**WHAT YOU SHOULD DO**
Spot each line in the data below containing "fraction" and copy it.

========================

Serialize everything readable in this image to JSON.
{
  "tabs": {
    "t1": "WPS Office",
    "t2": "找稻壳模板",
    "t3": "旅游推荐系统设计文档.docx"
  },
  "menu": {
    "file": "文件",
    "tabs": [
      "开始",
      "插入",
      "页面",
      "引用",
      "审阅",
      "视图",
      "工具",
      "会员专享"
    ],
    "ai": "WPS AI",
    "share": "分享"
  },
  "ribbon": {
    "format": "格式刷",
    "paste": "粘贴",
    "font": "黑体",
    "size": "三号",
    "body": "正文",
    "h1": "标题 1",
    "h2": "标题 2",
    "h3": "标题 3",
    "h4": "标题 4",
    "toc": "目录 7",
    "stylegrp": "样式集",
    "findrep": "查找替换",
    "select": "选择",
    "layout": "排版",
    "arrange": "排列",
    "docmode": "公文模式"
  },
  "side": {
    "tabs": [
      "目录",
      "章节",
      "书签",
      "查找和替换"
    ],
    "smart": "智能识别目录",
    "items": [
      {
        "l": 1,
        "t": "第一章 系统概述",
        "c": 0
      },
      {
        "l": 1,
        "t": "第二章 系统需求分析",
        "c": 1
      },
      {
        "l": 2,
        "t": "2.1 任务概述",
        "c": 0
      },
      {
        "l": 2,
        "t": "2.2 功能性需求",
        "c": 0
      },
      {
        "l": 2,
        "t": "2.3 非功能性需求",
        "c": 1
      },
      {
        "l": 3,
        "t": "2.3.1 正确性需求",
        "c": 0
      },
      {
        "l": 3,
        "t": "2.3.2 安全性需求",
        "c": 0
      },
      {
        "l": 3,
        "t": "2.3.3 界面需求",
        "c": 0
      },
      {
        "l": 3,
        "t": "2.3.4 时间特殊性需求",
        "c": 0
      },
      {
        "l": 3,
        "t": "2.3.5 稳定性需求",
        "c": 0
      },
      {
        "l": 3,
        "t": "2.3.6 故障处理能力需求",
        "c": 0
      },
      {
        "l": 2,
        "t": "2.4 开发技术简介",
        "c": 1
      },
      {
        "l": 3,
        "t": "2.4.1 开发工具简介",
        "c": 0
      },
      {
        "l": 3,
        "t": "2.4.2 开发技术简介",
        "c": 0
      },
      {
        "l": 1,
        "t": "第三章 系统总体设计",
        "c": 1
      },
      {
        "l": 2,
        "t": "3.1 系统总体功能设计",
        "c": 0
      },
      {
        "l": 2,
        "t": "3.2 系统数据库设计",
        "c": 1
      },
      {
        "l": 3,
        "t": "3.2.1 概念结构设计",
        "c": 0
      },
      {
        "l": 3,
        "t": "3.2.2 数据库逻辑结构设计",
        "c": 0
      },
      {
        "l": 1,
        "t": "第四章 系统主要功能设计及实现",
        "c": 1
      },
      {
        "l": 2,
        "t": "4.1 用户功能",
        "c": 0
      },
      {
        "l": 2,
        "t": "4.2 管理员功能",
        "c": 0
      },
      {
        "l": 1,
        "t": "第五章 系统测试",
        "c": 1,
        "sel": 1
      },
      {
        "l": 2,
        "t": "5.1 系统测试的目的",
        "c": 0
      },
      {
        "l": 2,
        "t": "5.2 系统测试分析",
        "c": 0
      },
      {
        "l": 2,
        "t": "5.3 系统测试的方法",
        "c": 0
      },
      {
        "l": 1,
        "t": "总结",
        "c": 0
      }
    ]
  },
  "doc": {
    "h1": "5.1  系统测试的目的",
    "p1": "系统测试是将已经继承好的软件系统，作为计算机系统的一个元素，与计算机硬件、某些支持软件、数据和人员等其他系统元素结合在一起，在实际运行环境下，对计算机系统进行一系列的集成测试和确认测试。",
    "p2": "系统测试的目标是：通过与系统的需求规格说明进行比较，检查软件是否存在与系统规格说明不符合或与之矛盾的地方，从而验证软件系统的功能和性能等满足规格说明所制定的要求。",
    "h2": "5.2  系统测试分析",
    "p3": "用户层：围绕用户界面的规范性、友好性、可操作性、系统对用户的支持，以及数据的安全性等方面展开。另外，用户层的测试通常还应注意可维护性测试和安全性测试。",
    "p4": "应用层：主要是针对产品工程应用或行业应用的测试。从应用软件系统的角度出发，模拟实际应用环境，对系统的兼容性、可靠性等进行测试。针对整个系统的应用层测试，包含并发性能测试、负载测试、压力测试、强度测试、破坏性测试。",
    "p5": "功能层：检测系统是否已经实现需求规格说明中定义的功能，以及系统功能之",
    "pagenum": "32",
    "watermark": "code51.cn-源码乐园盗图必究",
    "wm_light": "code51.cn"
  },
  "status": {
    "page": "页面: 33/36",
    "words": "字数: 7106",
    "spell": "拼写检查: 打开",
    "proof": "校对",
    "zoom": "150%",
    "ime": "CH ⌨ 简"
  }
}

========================

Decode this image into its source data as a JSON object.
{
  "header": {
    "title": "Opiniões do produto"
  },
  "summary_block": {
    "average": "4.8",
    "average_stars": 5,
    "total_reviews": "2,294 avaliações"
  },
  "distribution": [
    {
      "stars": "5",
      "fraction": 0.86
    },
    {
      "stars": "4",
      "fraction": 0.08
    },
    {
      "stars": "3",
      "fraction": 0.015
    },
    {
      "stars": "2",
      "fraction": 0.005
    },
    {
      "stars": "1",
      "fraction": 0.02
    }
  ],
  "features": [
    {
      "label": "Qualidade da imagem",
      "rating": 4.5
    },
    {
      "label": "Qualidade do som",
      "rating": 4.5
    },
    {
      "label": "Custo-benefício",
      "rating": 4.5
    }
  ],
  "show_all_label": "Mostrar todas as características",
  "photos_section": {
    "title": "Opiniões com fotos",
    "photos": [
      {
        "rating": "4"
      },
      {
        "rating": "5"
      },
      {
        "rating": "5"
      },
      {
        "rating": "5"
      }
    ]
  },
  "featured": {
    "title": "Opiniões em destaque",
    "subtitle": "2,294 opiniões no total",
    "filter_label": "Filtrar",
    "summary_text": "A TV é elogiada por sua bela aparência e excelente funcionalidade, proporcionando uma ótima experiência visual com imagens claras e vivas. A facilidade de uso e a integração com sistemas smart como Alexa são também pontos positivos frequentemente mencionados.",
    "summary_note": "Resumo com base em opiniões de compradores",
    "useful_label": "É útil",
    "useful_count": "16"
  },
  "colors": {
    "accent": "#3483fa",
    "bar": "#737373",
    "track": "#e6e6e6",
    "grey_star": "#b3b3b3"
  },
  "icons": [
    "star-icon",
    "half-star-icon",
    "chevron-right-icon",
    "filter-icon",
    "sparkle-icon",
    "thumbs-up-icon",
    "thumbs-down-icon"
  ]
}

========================

**SOLUTION FOR THIS PROBLEM**
      "fraction": 0.86
      "fraction": 0.08
      "fraction": 0.015
      "fraction": 0.005
      "fraction": 0.02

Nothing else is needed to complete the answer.